Modern Technology Helps WPI Professors Teach Music History Or What Happened To Your Turntable

Contact: WPI Media & Community Relations

WORCESTER, Mass. - "Really, Mom and Dad, I AM doing my homework. It's for a music history class - I'm listening to Vivaldi on my computer, brushing my teeth and talking on the phone to you, all at the same time."

Professors in Worcester Polytechnic Institute's music program were facing two problems. First, with the addition music majors and minors at the University and the growing popularity of the school's music education and performance programs, enrollment in courses in music history and theory were growing steadily. Second, the growing enrollments were taxing the limited audio playback equipment (including aging turntables and tape players no longer being maintained). Professors who require students to listen to musical selections as part of their courses were in a quandary.

"I could throw a fit, or I could use my head," said Louis Curran, professor of music, who teaches several music history courses, including a course in music from the Baroque period. "So I used my head."

The solution sprang from WPI's Glee Club, which Curran directs. The club had been invited to perform with the Concord (Mass.) Orchestra on short notice. The group had just three rehearsals to learn the music, which has German lyrics. Curran asked Glee Club member Jeffrey Hayes if he could put a recording of the composition on the Web to allow further individual practice. It worked so well that Boston Globe reviewer Richard Dyer praised the resulting performance, noting the WPI singers "pumped out sound of ringing quality in comprehensible German."

Curran realized the same technique could solve the problem with required listening. So he hired Tom Hall, a WPI senior and long-time tutor in music theory, to help. Hall, assisted by WPI Web Coordinator Amy L. Marr, used Blackboard CourseInfo, a software package WPI purchased to help faculty members develop online content for distance learning and on-campus courses.

He created a site for the course and placed recordings for students to listen to there. To play the music files, students simply downloaded an electronic music player, for free, over the Internet. Students in the course listen to the files on their personal computers or go to a multimedia lab on campus.
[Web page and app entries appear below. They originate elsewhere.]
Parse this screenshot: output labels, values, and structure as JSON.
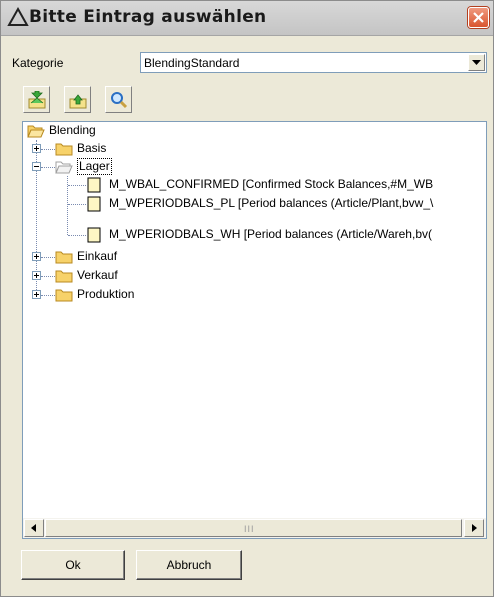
{
  "window": {
    "title": "Bitte Eintrag auswählen"
  },
  "kategorie": {
    "label": "Kategorie",
    "value": "BlendingStandard"
  },
  "toolbar": {
    "icons": [
      "import-icon",
      "export-icon",
      "search-icon"
    ]
  },
  "tree": {
    "root": "Blending",
    "nodes": [
      {
        "label": "Basis"
      },
      {
        "label": "Lager",
        "selected": true,
        "expanded": true,
        "children": [
          "M_WBAL_CONFIRMED [Confirmed Stock Balances,#M_WB",
          "M_WPERIODBALS_PL [Period balances (Article/Plant,bvw_\\",
          "M_WPERIODBALS_WH [Period balances (Article/Wareh,bv("
        ]
      },
      {
        "label": "Einkauf"
      },
      {
        "label": "Verkauf"
      },
      {
        "label": "Produktion"
      }
    ],
    "scrollbar": {
      "grip": "III"
    }
  },
  "buttons": {
    "ok": "Ok",
    "cancel": "Abbruch"
  }
}
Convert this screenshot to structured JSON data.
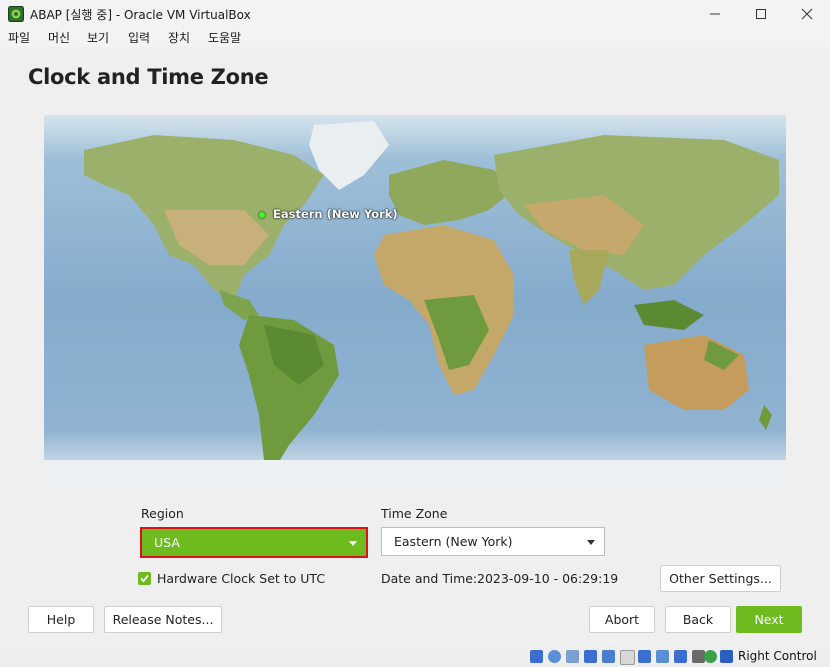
{
  "window": {
    "title": "ABAP [실행 중] - Oracle VM VirtualBox",
    "menu": [
      "파일",
      "머신",
      "보기",
      "입력",
      "장치",
      "도움말"
    ]
  },
  "page": {
    "title": "Clock and Time Zone"
  },
  "map": {
    "selected_label": "Eastern (New York)"
  },
  "form": {
    "region_label": "Region",
    "region_value": "USA",
    "timezone_label": "Time Zone",
    "timezone_value": "Eastern (New York)",
    "hwclock_label": "Hardware Clock Set to UTC",
    "hwclock_checked": true,
    "datetime_label": "Date and Time:",
    "datetime_value": "2023-09-10 - 06:29:19",
    "other_settings_label": "Other Settings..."
  },
  "buttons": {
    "help": "Help",
    "release_notes": "Release Notes...",
    "abort": "Abort",
    "back": "Back",
    "next": "Next"
  },
  "statusbar": {
    "host_key": "Right Control"
  },
  "colors": {
    "accent_green": "#6dbb1f",
    "highlight_red": "#d9131a"
  }
}
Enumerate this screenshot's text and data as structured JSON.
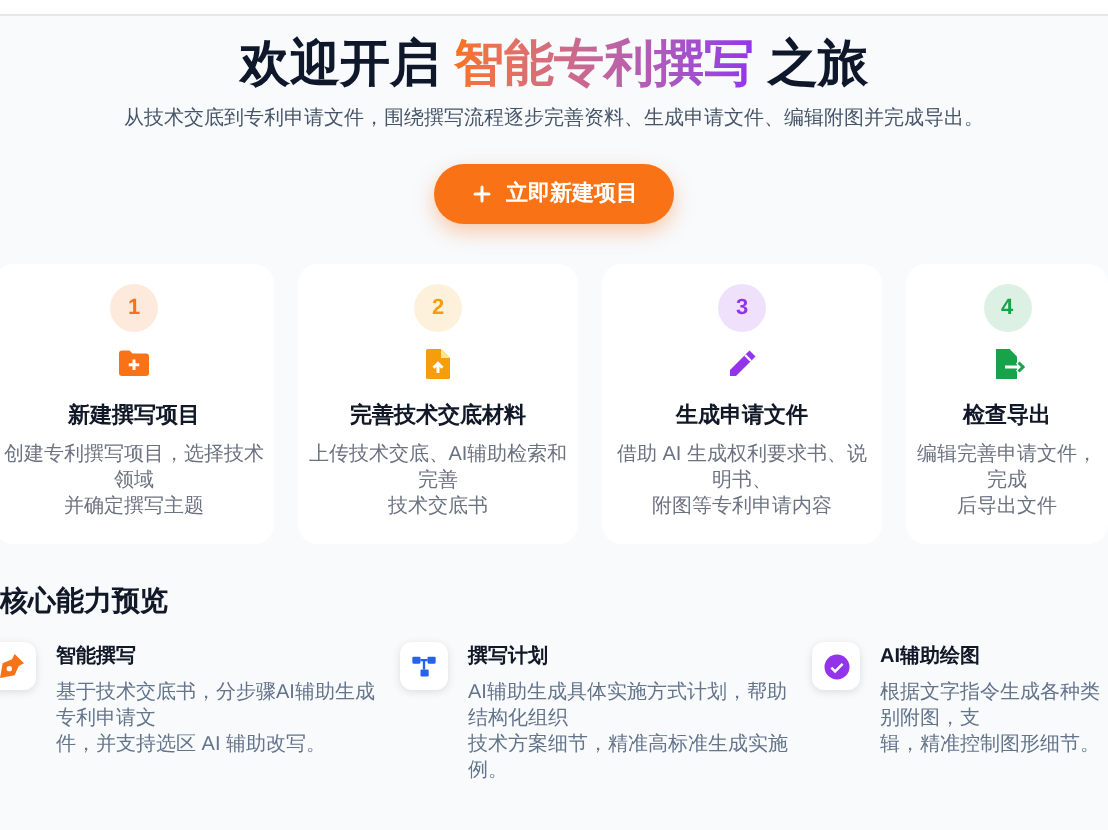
{
  "hero": {
    "title_start": "欢迎开启",
    "title_highlight": "智能专利撰写",
    "title_end": "之旅",
    "subtitle": "从技术交底到专利申请文件，围绕撰写流程逐步完善资料、生成申请文件、编辑附图并完成导出。",
    "button": "立即新建项目"
  },
  "steps": [
    {
      "number": "1",
      "color": "#f97316",
      "title": "新建撰写项目",
      "description_lines": [
        "创建专利撰写项目，选择技术领域",
        "并确定撰写主题"
      ]
    },
    {
      "number": "2",
      "color": "#f59e0b",
      "title": "完善技术交底材料",
      "description_lines": [
        "上传技术交底、AI辅助检索和完善",
        "技术交底书"
      ]
    },
    {
      "number": "3",
      "color": "#9333ea",
      "title": "生成申请文件",
      "description_lines": [
        "借助 AI 生成权利要求书、说明书、",
        "附图等专利申请内容"
      ]
    },
    {
      "number": "4",
      "color": "#16a34a",
      "title": "检查导出",
      "description_lines": [
        "编辑完善申请文件，完成",
        "后导出文件"
      ]
    }
  ],
  "features_section": {
    "heading": "核心能力预览",
    "features": [
      {
        "title": "智能撰写",
        "description_lines": [
          "基于技术交底书，分步骤AI辅助生成专利申请文",
          "件，并支持选区 AI 辅助改写。"
        ]
      },
      {
        "title": "撰写计划",
        "description_lines": [
          "AI辅助生成具体实施方式计划，帮助结构化组织",
          "技术方案细节，精准高标准生成实施例。"
        ]
      },
      {
        "title": "AI辅助绘图",
        "description_lines": [
          "根据文字指令生成各种类别附图，支",
          "辑，精准控制图形细节。"
        ]
      }
    ]
  }
}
Hall and Curran took measures to make sure their use of recorded music in the course met the requirements of the Fair Use Doctrine of U.S. copyright law. For example, they placed the recordings in a password-protected site, open only to those enrolled in the course, put a copyright notice and disclaimer on the site, and removed the material when the course was over.

The online music offerings for Curran's course will become a model for similar sites for other music courses offered at WPI, Curran says. In addition, both he and Hall say they see limitless potential for using the Web in music instruction. Hall recently scanned in sheet music for class use, and he envisions links to music videos, information about composers and much more.